A convenience store association is backing an astroturf campaign to convince Canadian lawmakers to pass harsh restrictions on vape shops. The Ontario Convenience Store Association (OCSA) claims allowing vape shops to offer samples would be unfair to businesses that allow underage customers inside, and the group wants a “level playing field.” In other words, they think vape shops should abide by the rules for retailers that sell combustible cigarettes. The association has launched a campaign aimed at gathering signatures on a petition telling the Ontario premier and health minister to “that the sale of cigarettes and e-cigarettes should be regulated to the same high standards for stores not limited to adults only.”
The website, VapingRegulation.ca, has a page that allows you to choose from a set of pre-written letters to the health minister and premier that change depending on whether you check the box for “concerned citizen, concerned parent, concerned retailer, or citizen concerned about public policy.” This is the one from a “concerned citizen”:
Subject: Keep Ontario’s regulation of e-cigarettes strong Hon Eric Hoskins, Minister Ministry of Health and Long-Term Care 10th Floor, Hepburn Block 80 Grosvenor Street Toronto, Ontario M7A 2C4 Dear Hon. Minister Hoskins: As the Government of Ontario considers how to regulate the sale, advertising, and promotion of e-cigarettes, please do not create a separate set of standards that would allow e-cigarettes to be promoted, advertised, and sampled in stores. I believe it’s important that we hold all smoking-related products, whether tobacco or vapour, to the same high regulatory standards. This will ensure that e-cigarettes and marketed and sold as a product for adults and don’t end up in the wrong hands of those who are underage. Please keep this in mind as you review the Smoke-Free Ontario Act. Sincerely, (Your name will appear here.) cc: Kathleen Wynne, Premier

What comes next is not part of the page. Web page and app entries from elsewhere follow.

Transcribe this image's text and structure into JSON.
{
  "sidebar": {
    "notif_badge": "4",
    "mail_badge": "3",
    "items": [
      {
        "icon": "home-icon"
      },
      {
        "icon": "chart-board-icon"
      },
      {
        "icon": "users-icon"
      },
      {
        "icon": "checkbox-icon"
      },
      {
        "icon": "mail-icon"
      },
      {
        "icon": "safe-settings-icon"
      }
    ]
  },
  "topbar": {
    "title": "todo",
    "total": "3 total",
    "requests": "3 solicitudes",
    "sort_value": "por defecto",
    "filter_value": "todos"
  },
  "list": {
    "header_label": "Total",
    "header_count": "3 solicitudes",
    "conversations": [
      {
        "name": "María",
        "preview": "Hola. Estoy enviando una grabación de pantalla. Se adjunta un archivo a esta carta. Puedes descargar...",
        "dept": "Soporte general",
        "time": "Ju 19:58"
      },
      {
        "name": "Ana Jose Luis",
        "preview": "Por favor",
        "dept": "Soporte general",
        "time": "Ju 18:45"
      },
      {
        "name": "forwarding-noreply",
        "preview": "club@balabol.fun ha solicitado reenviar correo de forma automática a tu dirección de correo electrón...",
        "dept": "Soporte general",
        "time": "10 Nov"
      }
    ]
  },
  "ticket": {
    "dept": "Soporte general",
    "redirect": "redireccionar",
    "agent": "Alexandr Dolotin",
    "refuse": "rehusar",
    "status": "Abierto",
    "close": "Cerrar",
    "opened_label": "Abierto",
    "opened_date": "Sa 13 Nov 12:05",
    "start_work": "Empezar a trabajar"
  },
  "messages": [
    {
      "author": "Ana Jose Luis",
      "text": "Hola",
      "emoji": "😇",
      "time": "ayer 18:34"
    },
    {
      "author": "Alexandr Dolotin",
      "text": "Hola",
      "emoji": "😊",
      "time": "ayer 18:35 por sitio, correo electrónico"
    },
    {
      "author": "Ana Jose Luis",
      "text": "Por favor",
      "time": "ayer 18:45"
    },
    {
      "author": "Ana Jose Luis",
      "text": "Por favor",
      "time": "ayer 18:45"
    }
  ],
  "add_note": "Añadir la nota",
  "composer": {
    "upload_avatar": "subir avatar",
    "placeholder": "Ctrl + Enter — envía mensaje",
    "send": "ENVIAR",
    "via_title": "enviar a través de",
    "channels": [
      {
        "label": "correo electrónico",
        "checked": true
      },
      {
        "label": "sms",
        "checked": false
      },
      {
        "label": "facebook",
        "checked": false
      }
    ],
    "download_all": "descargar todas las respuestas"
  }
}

While this initiative has all the earmarks of a tobacco industry effort, it may not be. In Canada, cigarette makers don’t have the political clout they do in the U.S., and they don’t typically engage in sneaky astroturfing like they do here. I emailed the press contact from the website and asked who funded the campaign, but haven’t received a response at the time the story was submitted. It will be updated if he responds.
The campaign’s press release says it’s “uniting stakeholders to caution the Premier and the Minister of Health and Long-Term Care about the risks of allowing the development of e-cigarette regulations that are inconsistent with the spirit of the Smoke-Free Ontario Act.” What stakeholders? Cigarette manufacturers and the stores that sell them? Oh, gotcha.